This action appears to have been instigated because the Board’s binding decision also directs the DPC to conduct what the Irish regulator couches as “a fresh investigation that would span all of Facebook and Instagram’s data processing operations and would examine special categories of personal data that may or may not be processed in the context of those operations”.
Such an investigation — were it to actually take place — could really drive a stake through the heart of Meta’s privacy-sucking business model in the EU, where legal experts have been warning for years the tech giant’s consent-less tracking and profiling of citizens is in breach of the bloc’s legal framework on data protection.
So it’s certainly interesting that the DPC is keen to avoid having to open a wide-ranging investigation of Meta’s data handling on the EDPB’s instruction.
Its PR states that the decisions it’s announced today “naturally do not include reference to fresh investigations of all Facebook and Instagram data processing operations that were directed by the EDPB in its binding decisions” — with the regulator explaining its objection thusly:
The EDPB does not have a general supervision role akin to national courts in respect of national independent authorities and it is not open to the EDPB to instruct and direct an authority to engage in open-ended and speculative investigation.

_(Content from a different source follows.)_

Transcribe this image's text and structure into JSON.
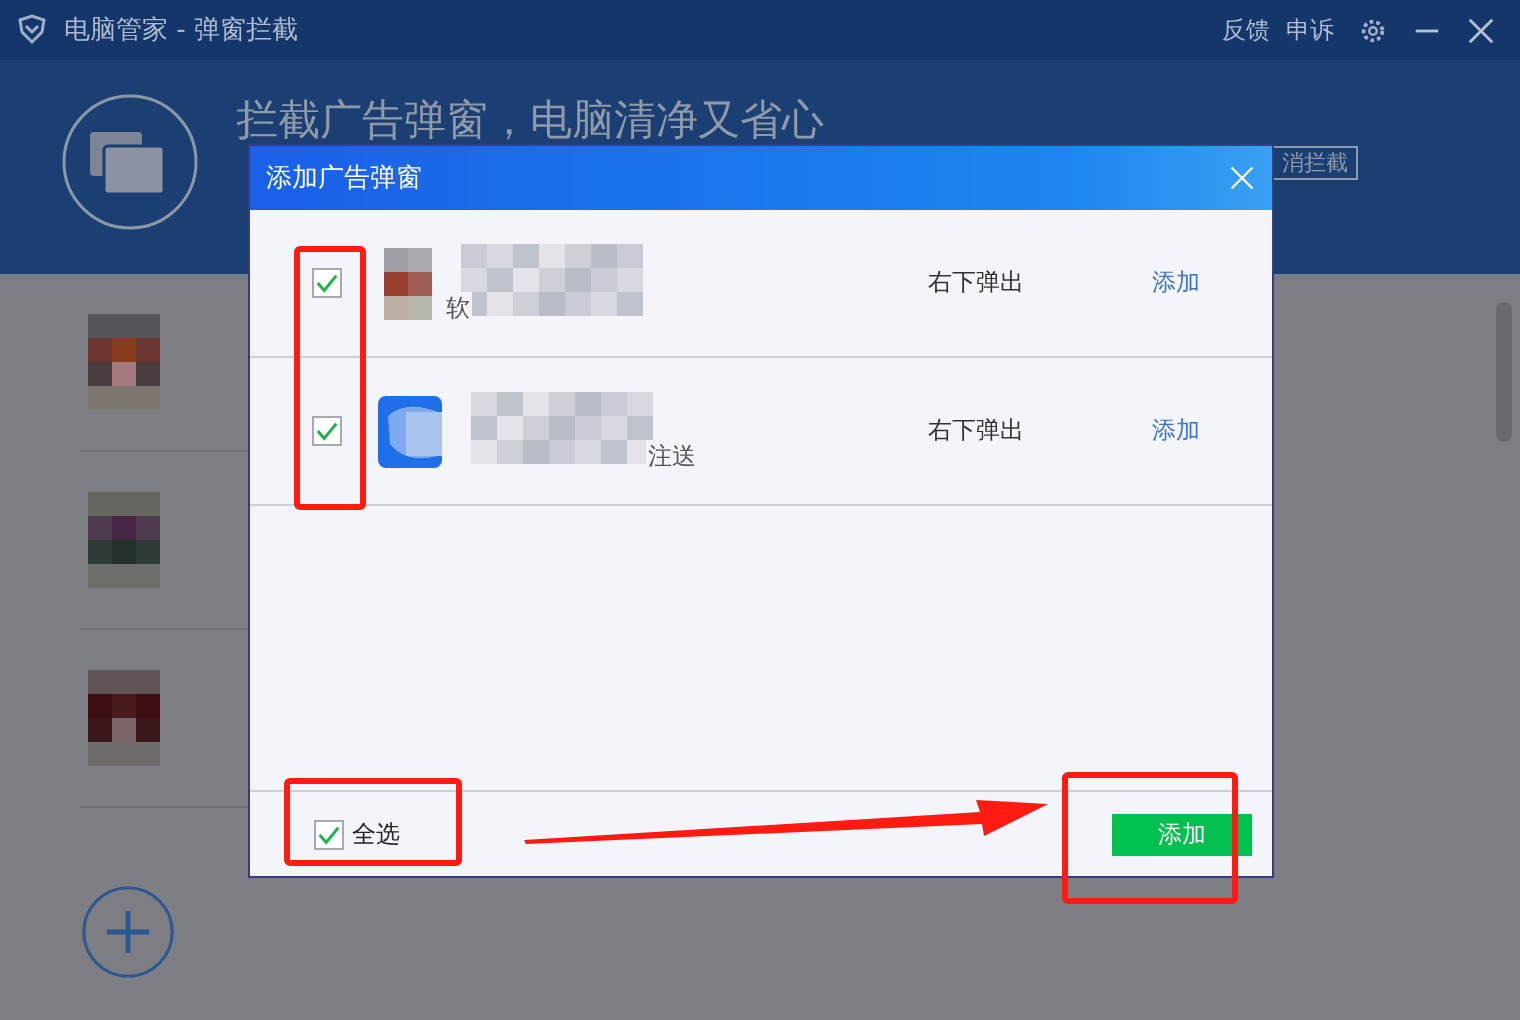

The direction is then problematic in jurisdictional terms, and does not appear consistent with the structure of the cooperation and consistency arrangements laid down by the GDPR. To the extent that the direction may involve an overreach on the part of the EDPB, the DPC considers it appropriate that it would bring an action for annulment before the Court of Justice of the EU in order to seek the setting aside of the EDPB’s directions.
It remains to be seen what the EU’s General Court will make of the DPC’s complaint.
However a legal challenge by WhatsApp to an earlier EDPB binding decision on a separate GDPR inquiry — which also substantially dialled up the level of enforcement it would have faced from an earlier DPC draft decision — was ruled inadmissible by the court last month.